On the 1st of June 1755, Nurse Browne, her brother, two nurses, a servant, two cooks and fifty sick soldiers in wagons headed for Fort Cumberland. As the group approached Cresap’s Fort in Oldtown, Maryland. she wrote in her journal: “the road was so rough that it nearly disjoined me. I walked till my feet were blister’d.” Upon arriving at Fort Cumberland, just a few days after Braddock had already departed on his march to Fort Duquesne, she wrote: “the most desolate place I ever saw - the fort has no internal water supply and is crowded with wives of the enlisted men and local families who sought protection from the local Indian attack.”
Nurse Browne worked tirelessly caring for the sick that remained at the fort during the campaign and nursed the sick, wounded and dying who arrived back at the fort on July 15 after Braddock’s defeat on July 9th at the Battle of the Monongahela six miles south of present day Pittsburgh. A few days later her brother died with a fever. She nursed the sick at the fort until following the retreating soldiers to Frederick, Maryland then on to Philadelphia, Pennsylvania and finally to a hospital in Albany, New York. She ended her journal in August of 1757, too overwhelmed with work to write any further. What happened to Charlotte Browne is unknown, but her diary has survived to provide glimpses of the life of a woman traveling with an eighteenth-century army in America and how she spent long days laboring in a fort in present day Cumberland, Maryland.
Charlotte had been widowed by the time she was appointed Matron of the General Hospital for the Braddock expedition. As she had left her children in England, she would later learn of her daughter’s death in England while serving at Fort Cumberland..."
In addition to the above, here are two excerpts taken directly from Charlotte’s journal:
Maryland - Toward Fort Cumberland - June 12 (1755) - At 2 in the morning the drum beat, but I could have wish’d it to have stay’d a few hours longer, being very sleepy. We marched but there is no describing the badness of the roads. I walked as far as I was able. The poor horses no longer regard the smack of the whip or beat of the drum, and as to Black (Charlotte’s horse) she could go on no further. 2 of the waggons broke down. At 10 we came to the river (Potomac) and waited 6 hours before we could ferry over. At 8 at night we halted at a Rattlesnake Colonels nam’d Crisop. Had for supper some lamb, to drink some bad wine, which was but 5s. a quart! I could get no bed so went to my waggon.

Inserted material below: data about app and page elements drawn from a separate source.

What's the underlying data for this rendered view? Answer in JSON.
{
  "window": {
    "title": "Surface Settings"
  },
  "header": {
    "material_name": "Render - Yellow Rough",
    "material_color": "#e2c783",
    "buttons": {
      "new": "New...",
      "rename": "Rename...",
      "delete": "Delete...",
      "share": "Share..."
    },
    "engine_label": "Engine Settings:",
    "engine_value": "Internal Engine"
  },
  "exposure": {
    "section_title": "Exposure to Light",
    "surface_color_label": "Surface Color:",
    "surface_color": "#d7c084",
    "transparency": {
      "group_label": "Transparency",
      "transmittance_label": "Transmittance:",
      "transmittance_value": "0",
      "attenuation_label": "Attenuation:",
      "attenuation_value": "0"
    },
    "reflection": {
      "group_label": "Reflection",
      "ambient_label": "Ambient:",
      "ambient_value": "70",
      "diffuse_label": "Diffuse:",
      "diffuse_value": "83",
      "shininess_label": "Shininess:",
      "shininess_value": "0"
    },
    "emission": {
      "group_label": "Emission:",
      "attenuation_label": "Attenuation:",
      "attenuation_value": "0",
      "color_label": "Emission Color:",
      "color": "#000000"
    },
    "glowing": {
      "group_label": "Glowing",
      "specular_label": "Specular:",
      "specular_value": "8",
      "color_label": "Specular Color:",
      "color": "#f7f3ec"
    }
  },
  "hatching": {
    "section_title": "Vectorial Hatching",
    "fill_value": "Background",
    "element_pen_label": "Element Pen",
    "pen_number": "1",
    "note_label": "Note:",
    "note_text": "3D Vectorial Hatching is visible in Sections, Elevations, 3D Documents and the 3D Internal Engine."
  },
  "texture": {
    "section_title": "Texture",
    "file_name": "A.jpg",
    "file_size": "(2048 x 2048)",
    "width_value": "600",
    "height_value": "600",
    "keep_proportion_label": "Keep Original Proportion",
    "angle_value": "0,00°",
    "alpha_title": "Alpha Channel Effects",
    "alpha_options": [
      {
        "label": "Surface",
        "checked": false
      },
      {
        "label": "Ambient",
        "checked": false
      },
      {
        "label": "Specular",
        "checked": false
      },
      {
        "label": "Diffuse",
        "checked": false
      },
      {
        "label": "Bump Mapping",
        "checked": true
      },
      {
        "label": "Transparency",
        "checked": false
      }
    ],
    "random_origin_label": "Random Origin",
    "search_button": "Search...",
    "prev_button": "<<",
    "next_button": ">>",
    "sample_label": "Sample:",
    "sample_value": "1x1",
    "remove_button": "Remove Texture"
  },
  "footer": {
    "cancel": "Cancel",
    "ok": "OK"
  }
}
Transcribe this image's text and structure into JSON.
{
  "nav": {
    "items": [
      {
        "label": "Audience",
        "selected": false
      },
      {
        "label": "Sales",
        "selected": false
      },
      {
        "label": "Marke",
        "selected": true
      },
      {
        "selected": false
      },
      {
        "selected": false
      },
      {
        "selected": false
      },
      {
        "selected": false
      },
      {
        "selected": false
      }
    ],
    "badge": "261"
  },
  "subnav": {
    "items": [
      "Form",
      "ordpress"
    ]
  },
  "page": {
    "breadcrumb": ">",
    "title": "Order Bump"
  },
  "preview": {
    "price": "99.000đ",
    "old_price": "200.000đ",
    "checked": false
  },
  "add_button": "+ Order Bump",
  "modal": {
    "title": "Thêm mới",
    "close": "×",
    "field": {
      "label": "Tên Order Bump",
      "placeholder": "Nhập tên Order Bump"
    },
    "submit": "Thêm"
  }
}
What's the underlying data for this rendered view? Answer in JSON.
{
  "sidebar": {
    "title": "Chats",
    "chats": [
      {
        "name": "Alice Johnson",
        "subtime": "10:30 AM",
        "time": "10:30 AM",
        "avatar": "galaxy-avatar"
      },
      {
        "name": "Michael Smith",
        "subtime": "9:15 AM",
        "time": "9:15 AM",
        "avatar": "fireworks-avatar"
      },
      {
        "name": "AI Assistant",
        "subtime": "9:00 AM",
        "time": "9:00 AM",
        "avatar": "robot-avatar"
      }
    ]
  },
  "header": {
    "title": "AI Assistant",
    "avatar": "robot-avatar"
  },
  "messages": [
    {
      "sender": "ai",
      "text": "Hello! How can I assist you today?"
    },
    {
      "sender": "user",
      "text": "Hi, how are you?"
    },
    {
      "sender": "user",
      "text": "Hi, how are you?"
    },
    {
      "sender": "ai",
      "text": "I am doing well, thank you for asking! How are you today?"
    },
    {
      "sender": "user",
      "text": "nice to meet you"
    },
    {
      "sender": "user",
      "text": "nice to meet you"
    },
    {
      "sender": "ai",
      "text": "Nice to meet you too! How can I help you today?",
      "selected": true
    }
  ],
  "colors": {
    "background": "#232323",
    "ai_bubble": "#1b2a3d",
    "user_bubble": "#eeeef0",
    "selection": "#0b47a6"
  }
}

Maryland-Toward Fort Cumberland - June 13 (1755) - At 3 few march’d but I was so ill I could not hold up my head. 3 of the waggons broke down at 4 in the afternoon. Mr. Bass came to meet us and gave me some letters from England. At 6 we came to Fort Cumberland the most desolate place I ever saw. Went to Mr. Cherrington who receive’d me kindly, drank tea and then went to the Governor to apply for quarters. I was put into a Hole that I could see daylight through every Log, and a port hole for a window; which was as good a room as any in the fort.”
Information provided by Robert Bantz and Nina Higgins and from the diary/journal of Charlotte Bristowe Brown
Nina Higgins, an historian with the Cresap Society, further noted that many horses were lost on Charlotte’s journey, that they were driven until broken or dead.
Postcard from the collection of Angela and Albert Feldstein
Allegany County (Md.)--Biography; Allegany County (Md.)--Women.
Allegany County, (Md.)